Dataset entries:

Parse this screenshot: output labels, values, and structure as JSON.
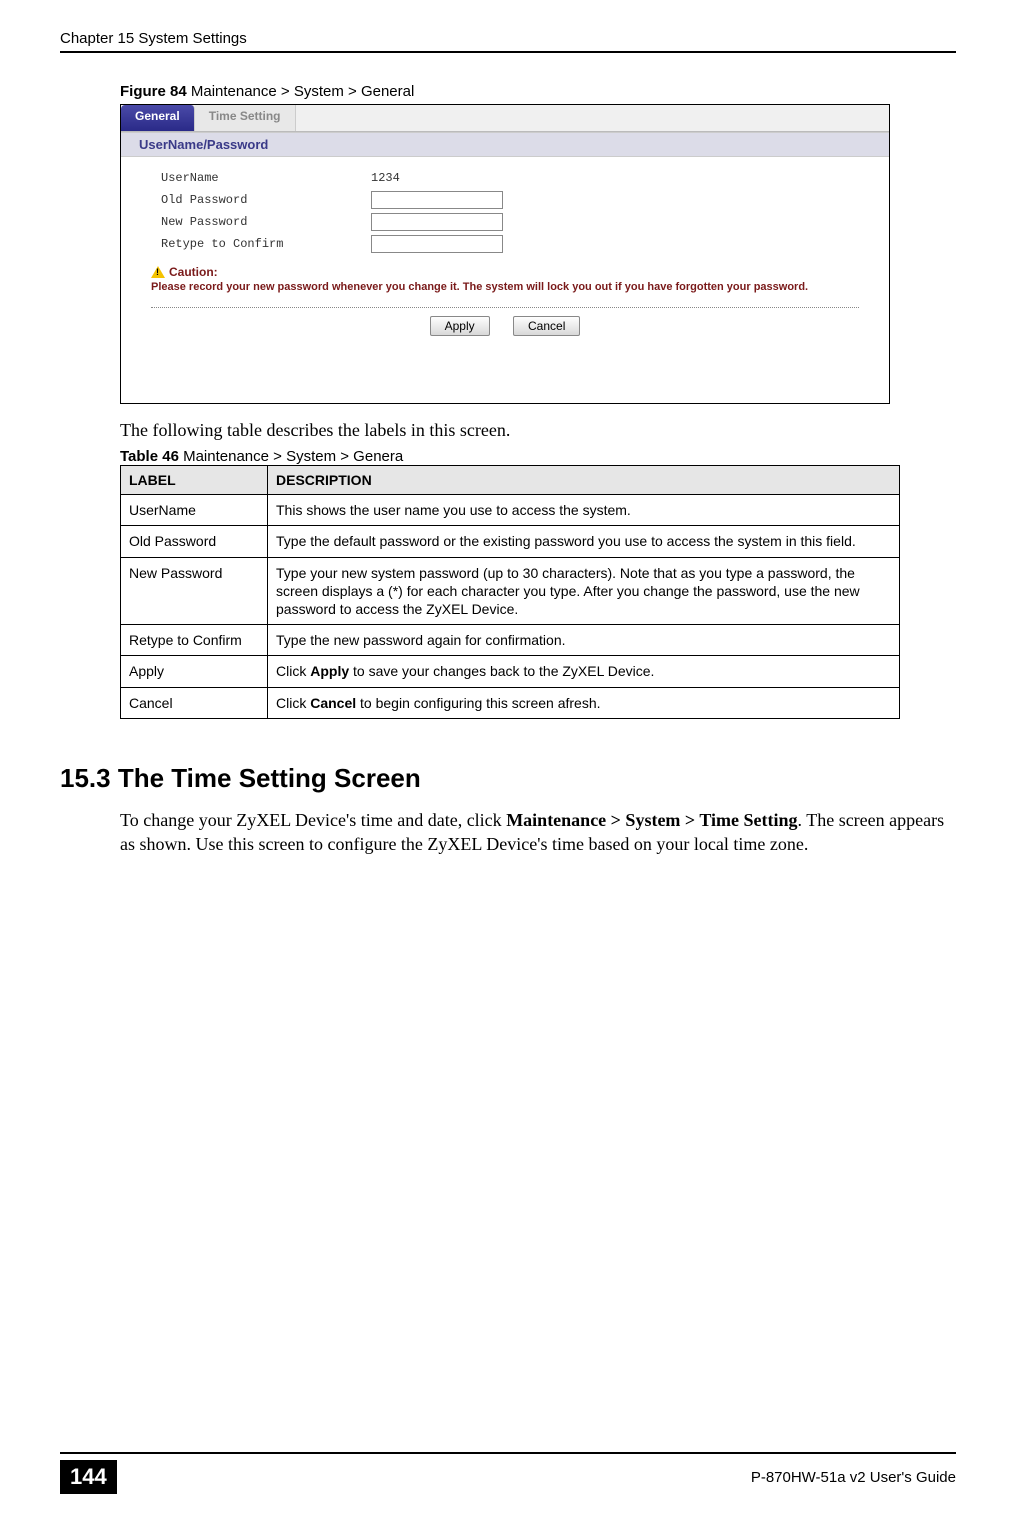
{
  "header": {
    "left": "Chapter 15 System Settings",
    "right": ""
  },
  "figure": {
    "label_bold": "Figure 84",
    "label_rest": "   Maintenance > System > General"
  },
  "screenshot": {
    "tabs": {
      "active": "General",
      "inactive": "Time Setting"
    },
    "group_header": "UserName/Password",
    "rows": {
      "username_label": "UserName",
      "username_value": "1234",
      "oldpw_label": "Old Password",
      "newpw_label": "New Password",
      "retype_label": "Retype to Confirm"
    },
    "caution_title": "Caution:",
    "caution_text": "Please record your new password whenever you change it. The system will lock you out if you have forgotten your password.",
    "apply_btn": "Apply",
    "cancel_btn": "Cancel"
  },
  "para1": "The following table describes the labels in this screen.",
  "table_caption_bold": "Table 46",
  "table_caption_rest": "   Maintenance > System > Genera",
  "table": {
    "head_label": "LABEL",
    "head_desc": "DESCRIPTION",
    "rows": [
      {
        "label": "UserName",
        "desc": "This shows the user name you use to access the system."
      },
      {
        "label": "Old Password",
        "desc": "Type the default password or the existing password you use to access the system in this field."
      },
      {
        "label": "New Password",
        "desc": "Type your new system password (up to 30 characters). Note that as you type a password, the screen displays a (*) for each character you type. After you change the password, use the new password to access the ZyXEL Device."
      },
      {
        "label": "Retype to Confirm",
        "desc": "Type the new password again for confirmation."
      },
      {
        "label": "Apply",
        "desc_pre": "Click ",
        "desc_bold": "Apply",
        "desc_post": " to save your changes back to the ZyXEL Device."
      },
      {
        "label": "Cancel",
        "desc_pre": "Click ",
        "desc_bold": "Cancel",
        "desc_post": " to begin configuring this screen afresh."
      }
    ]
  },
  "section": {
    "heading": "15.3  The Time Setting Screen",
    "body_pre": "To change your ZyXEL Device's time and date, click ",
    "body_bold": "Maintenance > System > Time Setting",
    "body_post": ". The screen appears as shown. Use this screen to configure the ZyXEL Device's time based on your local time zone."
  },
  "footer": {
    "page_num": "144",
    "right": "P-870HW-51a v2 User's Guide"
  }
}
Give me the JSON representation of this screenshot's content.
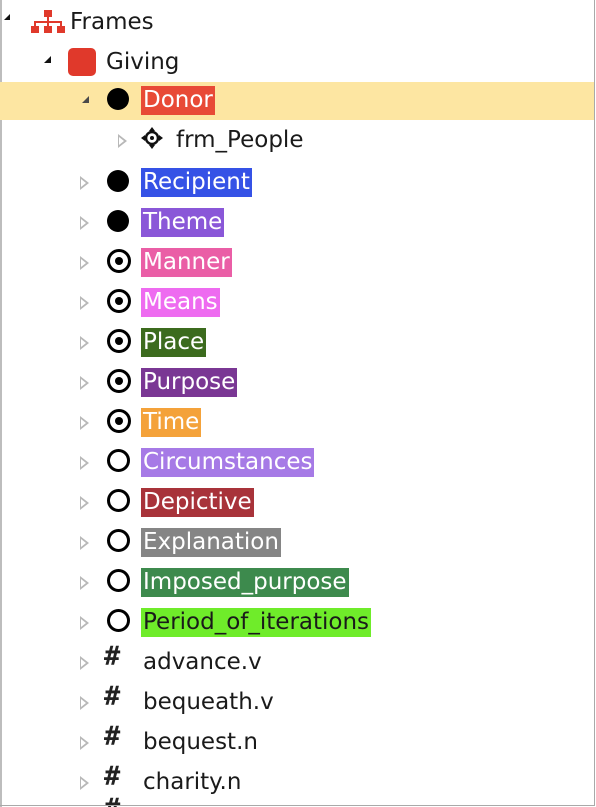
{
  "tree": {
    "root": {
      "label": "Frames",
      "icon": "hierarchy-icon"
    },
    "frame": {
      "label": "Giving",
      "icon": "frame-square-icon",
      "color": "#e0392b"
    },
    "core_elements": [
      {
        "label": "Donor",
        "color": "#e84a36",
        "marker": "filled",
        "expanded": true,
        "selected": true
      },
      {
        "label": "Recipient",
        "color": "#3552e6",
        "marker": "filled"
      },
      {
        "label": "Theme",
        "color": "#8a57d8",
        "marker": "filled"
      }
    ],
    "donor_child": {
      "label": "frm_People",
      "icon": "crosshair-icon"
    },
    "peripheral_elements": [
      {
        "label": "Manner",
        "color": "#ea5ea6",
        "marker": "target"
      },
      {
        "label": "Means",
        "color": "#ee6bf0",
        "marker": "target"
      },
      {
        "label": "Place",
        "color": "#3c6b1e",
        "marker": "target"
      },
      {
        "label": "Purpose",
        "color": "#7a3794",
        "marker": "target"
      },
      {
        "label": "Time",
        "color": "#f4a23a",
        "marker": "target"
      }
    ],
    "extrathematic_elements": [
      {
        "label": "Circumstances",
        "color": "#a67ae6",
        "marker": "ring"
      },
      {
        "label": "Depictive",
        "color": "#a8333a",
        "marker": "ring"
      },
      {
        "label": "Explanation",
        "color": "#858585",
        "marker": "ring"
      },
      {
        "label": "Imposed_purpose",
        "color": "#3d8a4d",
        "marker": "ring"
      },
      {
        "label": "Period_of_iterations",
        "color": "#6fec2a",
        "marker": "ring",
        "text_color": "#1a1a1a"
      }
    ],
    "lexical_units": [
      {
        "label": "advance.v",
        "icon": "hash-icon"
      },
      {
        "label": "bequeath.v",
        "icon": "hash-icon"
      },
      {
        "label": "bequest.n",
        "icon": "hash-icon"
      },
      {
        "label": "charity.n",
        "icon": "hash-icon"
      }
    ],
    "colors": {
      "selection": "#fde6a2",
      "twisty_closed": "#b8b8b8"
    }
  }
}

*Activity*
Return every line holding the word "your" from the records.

*Result below*
    "caution_text": "Please record your new password whenever you change it. The system will lock you out if you have forgotten your password.",
        "desc": "Type your new system password (up to 30 characters). Note that as you type a password, the screen displays a (*) for each character you type. After you change the password, use the new password to access the ZyXEL Device."
        "desc_post": " to save your changes back to the ZyXEL Device."
    "body_pre": "To change your ZyXEL Device's time and date, click ",
    "body_post": ". The screen appears as shown. Use this screen to configure the ZyXEL Device's time based on your local time zone."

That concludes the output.